The ones I've seen (for long-term battery-health monitoring of intermittently-connected transport) have a local server which connects to the onboard devices and makes real-time decisions and updates, and also connects periodically to the mainland.

IP is fine for very long latencies and some amount of packet loss. 

More importantly, I can't imagine a colony or ship design (including submarine and deep-ocean vessels today, which do actually face these issues) that doesn't have a local cluster for storage and proxy to anything outside.  

Submarine's today don't need to face all these issues. It's okay when a submarine can't connect to npm because there's likely nobody on the submarine to use npm. 

I expect a submarine to have a bunch of custom build software for tasks that are supposed to be done in a submarine while all the other tasks that you can do on computers that need internet connections fail. 

If you take a cruise today in a deep-ocean vessel and want to update the windows on your laptop, I don't think you can currently access a local cluster of storage on the average cruise vessel that allows you to do this. 

Given the NASA approach to ship design, NASA would likely contract out a bunch of custom software for tasks that they think should be done on a space ship. Then that software works and if someone wants to do something different they are out of luck. 

When it comes for a colony you want that normal software like npm that's not specifically build for the colony still works.
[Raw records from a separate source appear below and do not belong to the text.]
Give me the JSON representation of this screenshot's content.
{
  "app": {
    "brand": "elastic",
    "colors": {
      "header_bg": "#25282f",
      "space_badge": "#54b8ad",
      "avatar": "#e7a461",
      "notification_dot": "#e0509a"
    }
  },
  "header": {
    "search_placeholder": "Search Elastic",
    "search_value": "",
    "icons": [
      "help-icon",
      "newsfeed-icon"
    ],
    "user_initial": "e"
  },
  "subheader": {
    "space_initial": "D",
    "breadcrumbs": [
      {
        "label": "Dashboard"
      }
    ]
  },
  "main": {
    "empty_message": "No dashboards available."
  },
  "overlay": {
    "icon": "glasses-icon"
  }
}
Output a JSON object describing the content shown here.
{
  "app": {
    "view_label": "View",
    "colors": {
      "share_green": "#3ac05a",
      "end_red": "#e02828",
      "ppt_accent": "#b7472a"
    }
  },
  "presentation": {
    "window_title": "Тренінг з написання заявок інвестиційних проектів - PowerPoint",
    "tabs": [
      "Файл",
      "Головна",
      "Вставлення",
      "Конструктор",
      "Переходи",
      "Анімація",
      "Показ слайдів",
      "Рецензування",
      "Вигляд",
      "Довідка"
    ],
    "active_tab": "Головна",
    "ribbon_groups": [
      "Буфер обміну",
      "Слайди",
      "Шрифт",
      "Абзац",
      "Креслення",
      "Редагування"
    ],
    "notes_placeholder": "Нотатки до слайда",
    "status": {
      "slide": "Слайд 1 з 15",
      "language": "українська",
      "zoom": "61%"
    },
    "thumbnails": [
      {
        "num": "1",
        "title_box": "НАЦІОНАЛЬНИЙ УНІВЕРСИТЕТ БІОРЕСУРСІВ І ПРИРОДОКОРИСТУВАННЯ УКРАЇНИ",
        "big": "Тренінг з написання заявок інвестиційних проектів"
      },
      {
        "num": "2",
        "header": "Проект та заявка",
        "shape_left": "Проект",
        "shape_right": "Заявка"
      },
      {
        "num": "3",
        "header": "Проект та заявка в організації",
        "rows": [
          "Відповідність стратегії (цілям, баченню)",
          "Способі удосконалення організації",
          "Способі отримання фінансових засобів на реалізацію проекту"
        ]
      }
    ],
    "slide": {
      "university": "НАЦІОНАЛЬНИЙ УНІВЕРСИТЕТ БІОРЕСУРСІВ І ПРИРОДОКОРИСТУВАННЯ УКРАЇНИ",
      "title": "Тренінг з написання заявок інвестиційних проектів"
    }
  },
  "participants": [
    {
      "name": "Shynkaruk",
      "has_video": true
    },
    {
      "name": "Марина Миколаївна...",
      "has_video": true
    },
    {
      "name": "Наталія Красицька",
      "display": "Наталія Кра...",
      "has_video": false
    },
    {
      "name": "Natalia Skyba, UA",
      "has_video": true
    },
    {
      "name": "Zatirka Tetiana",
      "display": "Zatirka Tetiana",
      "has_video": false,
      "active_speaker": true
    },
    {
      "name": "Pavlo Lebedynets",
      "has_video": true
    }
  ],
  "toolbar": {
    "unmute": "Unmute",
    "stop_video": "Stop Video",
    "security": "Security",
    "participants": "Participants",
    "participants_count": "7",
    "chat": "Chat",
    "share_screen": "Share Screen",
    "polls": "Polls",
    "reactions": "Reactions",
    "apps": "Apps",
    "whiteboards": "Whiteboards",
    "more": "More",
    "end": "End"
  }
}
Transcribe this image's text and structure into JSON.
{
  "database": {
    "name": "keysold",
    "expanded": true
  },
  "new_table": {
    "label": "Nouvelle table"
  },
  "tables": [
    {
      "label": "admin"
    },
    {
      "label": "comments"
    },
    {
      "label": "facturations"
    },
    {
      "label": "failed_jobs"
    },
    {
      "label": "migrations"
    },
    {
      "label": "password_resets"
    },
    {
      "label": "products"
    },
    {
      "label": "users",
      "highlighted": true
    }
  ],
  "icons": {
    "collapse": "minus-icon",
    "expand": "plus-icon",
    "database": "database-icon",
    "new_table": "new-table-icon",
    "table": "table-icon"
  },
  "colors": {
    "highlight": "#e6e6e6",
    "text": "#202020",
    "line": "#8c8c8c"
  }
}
My company has our own servers for Windows updates because our IT department tests (or at least delays) them - I update my laptop from a local server, not from the internet.  If I went on a cruise, I'd probably just avoid it until I was in port.  That's economics, not technology - the ships aren't on low-bandwidth links for long enough to justify the expense of local servers.

A colony will have different economics, but similar fundamentals - there'll be different metering and expectations for links to earth than locally, and application-specific proxies and local caches/resources will be the rule, not the exception.

Mirroring of servers is old technology (common in the '80s), content-distribution networks are newer but not actually new.  This topic is a major part of most scalable system designs - in fact, NPM is a good example because it's near-trivial to use a local server for updates.

A colony will have different economics, but similar fundamentals - there'll be different metering and expectations for links to earth than locally, and application-specific proxies 

Application-specific proxies mean that the end-user on Mars can't simply use whatever software from earth they want to use but has to ask the general proxy management entity specifically to setup a proxy for the application they want to use. 

IPFS skips that and allows everything to work without setting up application-specific proxies. 

To the extend that it's old technology we now have more access control technology that makes sure that software is downloaded from the official server and not any other provider.